About 3,790 new jobs have been created in Swansea through projects supported by EU funding between 2007-2013, according to Welsh Government statistics.
While some in the city are concerned about what will happen when that cash is no longer available, others believe people will ultimately be better off.
Leave voter Tim Jones, 50, owns a sweet shop in Swansea Market, he said things had been much quieter in the city centre since the EU referendum in June.
"I initially voted to leave, but Europe are not going to let us go easily," he said.
"They are going to make it hard for us and make an example of us.
"But, on a more positive note, if the pound is weak we can export products more."
David Evanson, 61, voted remain. He is disappointed with the outcome and thinks Wales will be worse off.
"Leaving the EU will not help people round here," he said.
"It will do more stuff for England than for us. You look around Swansea, if we were still in the EU it would help us with money for projects.
"I think probably the Boulevard Project [a project to improve links between the centre of Swansea and its waterfront] won't happen now.
"I'm definitely worried about the future."
Della Thomas, of Marr Harris cheese stall, said there had been a lot of scaremongering about rising prices after Brexit but she thinks people will be better off.
"We want to leave as soon as possible to get on with our lives," she said.
"I think it is great for the country to regain our independence and stand up to other countries."
"Over the years it definitely will mean more people will appreciate what we have got in our own country and see what's on offer."
She said leaving the EU would mean people would eat seasonal produce and not "strawberries in winter".
Fifth generation family butcher Stuart Colley, 38, who did not vote in the referendum, wants some clarity over what will happen next.
"Politicians are trying to say it's going to benefit us because the money we put into it, but they are not saying how much we are going to be better off by when we come out, and what it will be spent on," said the owner of Abrahams and Family butchers.

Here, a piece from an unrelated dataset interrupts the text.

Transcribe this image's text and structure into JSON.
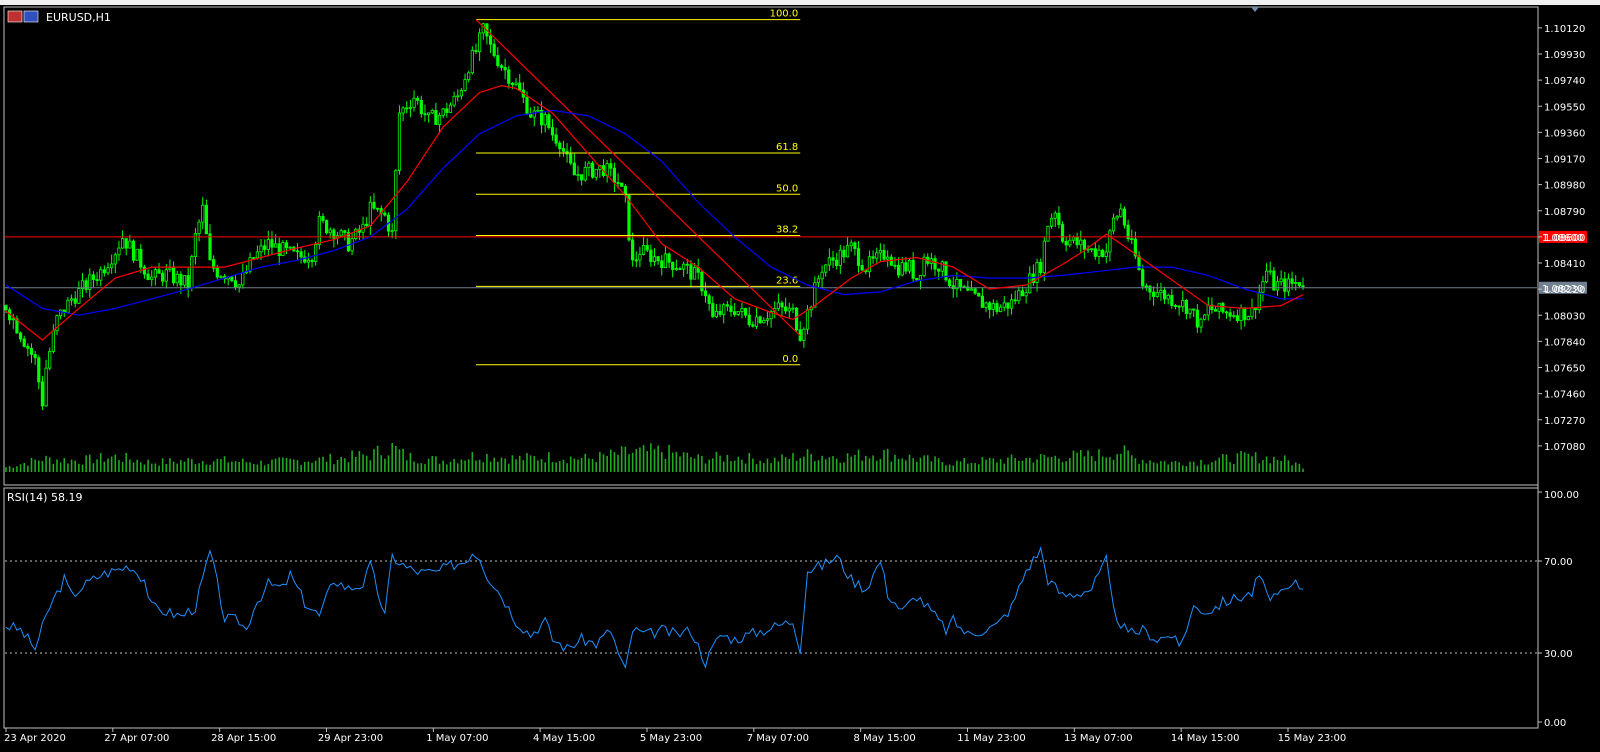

"It is all very confusing, I think it is going to benefit the politicians and not the people.
"I just want it to be fair."

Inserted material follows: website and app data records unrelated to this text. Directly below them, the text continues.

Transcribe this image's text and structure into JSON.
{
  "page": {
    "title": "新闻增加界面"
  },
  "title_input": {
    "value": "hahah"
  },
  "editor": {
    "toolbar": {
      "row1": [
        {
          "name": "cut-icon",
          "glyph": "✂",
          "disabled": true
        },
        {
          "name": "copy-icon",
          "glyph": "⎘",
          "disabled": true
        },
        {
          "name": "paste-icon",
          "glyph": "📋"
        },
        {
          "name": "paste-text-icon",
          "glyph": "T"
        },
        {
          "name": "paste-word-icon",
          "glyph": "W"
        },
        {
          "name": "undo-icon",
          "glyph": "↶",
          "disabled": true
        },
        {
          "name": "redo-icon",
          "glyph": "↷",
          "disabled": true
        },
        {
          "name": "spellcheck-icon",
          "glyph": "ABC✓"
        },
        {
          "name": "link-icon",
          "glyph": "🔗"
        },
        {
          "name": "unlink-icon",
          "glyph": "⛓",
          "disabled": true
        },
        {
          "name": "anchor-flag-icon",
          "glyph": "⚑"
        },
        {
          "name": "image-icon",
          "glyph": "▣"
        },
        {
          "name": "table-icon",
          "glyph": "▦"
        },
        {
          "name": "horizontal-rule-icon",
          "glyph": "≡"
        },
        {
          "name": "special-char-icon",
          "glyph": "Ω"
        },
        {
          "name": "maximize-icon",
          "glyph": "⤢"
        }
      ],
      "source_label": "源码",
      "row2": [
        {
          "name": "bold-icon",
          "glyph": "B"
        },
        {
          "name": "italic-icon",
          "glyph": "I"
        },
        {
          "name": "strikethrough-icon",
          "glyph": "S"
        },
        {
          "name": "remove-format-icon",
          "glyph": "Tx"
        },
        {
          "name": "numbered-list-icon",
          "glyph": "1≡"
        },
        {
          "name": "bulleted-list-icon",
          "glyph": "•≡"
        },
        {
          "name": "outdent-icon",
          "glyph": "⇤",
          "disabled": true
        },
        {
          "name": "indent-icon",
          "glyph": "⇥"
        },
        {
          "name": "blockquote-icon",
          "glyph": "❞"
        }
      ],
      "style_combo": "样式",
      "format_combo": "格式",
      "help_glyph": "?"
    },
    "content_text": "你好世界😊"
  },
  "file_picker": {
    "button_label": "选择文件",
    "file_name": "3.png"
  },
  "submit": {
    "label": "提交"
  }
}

Tanya Swistun, of Penclawdd Cockles and Laverbread stall, said: "I still want to leave, I don't know anything about it.
"We won't know what it means until we are not in it."
Her mum, a cockle picker, voted to leave via postal vote ahead of 23 June, but died before the outcome of the vote was known.
"She sent her vote off by post but did not live long enough to see the result - she would have been pleased."